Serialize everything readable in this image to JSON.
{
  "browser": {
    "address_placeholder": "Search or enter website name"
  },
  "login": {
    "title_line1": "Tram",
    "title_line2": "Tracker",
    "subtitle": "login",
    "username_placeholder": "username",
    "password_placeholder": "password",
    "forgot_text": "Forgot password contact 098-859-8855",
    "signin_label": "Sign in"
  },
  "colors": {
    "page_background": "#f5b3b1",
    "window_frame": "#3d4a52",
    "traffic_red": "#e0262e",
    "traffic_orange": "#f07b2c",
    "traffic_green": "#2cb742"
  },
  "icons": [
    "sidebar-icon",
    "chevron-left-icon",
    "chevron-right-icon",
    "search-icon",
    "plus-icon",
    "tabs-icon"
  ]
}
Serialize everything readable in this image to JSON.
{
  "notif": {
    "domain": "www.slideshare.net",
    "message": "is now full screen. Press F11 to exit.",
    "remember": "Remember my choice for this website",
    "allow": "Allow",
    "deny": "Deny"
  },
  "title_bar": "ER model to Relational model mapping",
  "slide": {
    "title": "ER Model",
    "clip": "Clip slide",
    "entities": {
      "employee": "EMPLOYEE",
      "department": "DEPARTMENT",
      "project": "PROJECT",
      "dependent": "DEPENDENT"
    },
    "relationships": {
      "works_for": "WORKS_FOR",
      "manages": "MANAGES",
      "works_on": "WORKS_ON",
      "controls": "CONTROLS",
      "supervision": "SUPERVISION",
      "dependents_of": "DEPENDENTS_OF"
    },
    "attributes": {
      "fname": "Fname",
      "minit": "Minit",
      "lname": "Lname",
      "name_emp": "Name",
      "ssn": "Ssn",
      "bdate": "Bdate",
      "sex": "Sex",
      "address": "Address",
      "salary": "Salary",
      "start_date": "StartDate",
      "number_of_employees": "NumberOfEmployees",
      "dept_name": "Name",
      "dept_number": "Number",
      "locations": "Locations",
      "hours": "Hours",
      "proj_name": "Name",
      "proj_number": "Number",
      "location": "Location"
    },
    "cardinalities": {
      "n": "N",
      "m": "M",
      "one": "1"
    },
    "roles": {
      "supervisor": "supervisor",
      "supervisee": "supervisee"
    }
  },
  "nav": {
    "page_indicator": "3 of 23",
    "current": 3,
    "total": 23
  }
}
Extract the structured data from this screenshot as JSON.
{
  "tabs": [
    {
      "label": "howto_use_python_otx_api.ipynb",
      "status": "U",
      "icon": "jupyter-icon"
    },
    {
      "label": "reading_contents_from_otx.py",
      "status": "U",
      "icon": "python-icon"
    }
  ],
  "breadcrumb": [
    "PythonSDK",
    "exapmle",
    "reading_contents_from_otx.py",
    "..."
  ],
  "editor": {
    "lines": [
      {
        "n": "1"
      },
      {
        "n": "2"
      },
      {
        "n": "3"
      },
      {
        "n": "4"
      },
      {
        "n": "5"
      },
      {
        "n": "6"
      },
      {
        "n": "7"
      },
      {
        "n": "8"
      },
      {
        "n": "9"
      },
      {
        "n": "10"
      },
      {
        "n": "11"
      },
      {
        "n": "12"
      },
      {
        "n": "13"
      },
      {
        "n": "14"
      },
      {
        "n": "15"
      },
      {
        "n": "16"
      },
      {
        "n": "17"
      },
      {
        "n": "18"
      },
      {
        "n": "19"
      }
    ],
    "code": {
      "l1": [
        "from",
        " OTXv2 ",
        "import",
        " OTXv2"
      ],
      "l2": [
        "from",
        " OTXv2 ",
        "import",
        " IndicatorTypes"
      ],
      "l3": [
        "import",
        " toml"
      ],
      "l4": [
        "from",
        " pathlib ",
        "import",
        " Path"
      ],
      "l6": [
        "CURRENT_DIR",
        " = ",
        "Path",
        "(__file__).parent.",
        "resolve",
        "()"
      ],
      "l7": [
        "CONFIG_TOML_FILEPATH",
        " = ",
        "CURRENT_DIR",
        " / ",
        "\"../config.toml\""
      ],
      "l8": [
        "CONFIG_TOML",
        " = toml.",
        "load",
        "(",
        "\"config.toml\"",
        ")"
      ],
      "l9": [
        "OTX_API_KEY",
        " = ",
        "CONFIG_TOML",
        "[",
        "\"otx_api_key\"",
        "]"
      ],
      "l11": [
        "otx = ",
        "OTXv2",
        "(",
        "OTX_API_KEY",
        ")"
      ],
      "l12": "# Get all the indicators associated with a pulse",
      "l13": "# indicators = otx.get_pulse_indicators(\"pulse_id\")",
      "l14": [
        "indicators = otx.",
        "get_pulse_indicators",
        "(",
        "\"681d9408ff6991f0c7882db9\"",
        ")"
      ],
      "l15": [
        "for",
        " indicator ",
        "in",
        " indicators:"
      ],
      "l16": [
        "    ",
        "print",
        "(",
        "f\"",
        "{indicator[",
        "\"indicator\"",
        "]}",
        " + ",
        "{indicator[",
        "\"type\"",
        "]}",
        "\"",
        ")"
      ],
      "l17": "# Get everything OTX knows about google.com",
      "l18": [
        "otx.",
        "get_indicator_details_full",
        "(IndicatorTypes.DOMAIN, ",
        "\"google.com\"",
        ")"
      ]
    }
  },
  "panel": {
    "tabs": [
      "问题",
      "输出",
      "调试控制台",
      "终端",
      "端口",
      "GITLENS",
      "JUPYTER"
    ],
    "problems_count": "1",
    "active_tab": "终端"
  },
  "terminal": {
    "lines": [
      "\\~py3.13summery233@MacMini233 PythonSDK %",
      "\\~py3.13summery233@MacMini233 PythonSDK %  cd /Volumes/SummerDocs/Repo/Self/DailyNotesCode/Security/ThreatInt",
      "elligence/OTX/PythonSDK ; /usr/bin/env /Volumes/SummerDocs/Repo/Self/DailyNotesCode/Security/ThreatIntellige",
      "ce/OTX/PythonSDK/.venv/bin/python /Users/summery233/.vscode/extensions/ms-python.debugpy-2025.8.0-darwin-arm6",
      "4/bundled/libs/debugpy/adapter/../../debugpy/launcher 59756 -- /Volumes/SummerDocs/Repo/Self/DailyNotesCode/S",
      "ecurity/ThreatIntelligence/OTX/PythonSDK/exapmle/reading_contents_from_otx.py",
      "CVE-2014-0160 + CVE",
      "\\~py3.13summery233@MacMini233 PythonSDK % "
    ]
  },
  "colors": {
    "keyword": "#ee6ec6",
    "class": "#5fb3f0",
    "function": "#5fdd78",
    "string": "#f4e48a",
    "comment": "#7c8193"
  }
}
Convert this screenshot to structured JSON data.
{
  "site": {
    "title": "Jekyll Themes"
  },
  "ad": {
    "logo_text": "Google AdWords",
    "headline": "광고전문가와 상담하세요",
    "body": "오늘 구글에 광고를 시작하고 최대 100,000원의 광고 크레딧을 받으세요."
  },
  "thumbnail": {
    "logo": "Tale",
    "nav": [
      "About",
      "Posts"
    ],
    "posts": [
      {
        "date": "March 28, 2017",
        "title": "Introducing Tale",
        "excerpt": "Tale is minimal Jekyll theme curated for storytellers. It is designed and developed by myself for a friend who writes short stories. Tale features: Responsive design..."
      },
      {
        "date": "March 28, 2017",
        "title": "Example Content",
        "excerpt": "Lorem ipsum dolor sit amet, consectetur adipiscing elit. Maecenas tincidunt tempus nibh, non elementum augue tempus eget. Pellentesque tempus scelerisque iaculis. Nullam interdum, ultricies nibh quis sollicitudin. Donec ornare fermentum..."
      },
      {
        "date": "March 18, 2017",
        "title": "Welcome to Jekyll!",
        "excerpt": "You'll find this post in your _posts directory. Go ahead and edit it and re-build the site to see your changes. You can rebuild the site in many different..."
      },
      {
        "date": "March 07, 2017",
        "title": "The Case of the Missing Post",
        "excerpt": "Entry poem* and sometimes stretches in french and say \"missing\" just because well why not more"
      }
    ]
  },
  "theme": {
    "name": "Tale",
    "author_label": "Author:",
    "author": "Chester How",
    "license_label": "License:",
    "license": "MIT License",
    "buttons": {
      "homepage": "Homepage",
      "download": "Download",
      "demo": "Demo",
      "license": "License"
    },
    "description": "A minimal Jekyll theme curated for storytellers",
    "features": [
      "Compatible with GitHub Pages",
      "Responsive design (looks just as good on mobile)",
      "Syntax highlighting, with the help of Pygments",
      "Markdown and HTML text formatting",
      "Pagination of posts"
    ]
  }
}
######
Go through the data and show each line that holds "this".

** Written reply **
Serialize everything readable in this image to JSON.
Serialize everything readable in this image to JSON.
    "remember": "Remember my choice for this website",
Extract the structured data from this screenshot as JSON.
Convert this screenshot to structured JSON data.
        "excerpt": "You'll find this post in your _posts directory. Go ahead and edit it and re-build the site to see your changes. You can rebuild the site in many different..."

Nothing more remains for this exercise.